amended complaint on the ground that the two main characters are not similar. Once again,

the plaintiff has overwhelming evidence that Lucious Lyon is based on Anthony “Pee Wee”

Lewis, and thus, the defendants claim are without merit.

The defendants have also alleged in their Motion to Dismiss that the plaintiff failed to allege

“substantial similarity,” which is very deceptive in nature. The defendant’s assertion implies that

the plaintiff failed to allege “substantial or striking” similarities. Plaintiff would like to reiterate

that he has alleged “striking similarities” in his complaint, which is a standard that requires a

showing greater than substantial similarity and must be so similar as to preclude the possibility

of independent creation,” then access is not required to prevail in a copyright infringement

lawsuit.

The defendants have based their Motion to Dismiss Plaintiff’s case on failure to

state a claim. The plaintiff has “stated a claim” in which relief can be granted by complying

with the court’s two-prong, and thus, this claim is also without merit.

The defendants have also failed to rebut plaintiff’s alleged assertion that they possess

chapter 10- 18 of Unity Incorporated: The Mastermind when they stated in the first lawsuit that

“Pee Wee” murdered more people than Lucious Lyon. The fact that the defendants didn’t

attempt to rebut the assertion, proves that they have read chapter 10-18 when they should not

have known that the second half of the manuscript even existed.
III. CONCLUSION

For the foregoing reasons, Plaintiff respectfully requests that the Court grants the FAC
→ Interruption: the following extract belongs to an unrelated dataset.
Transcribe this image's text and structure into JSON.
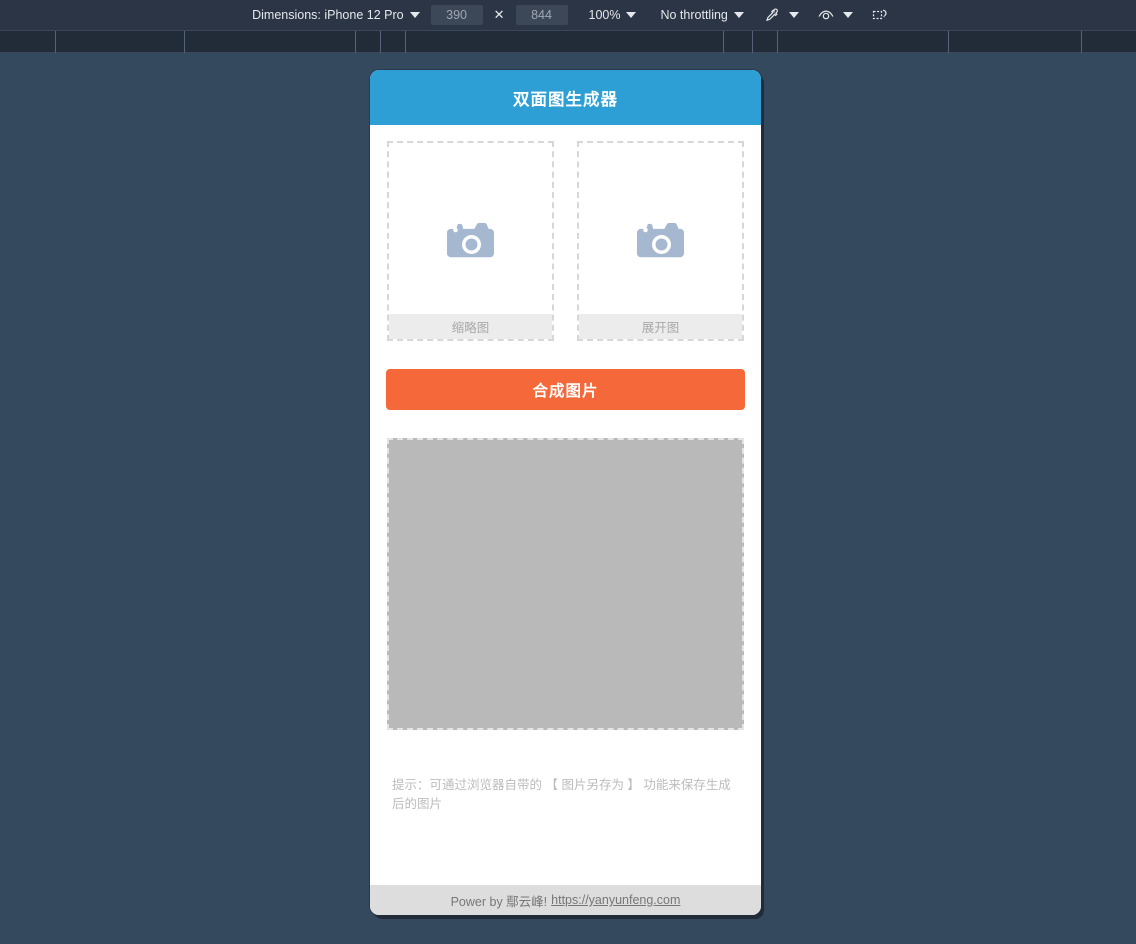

against the defendants.

DATE: August 29, 2018

By __________________________
Timothy J. Levi, Pro se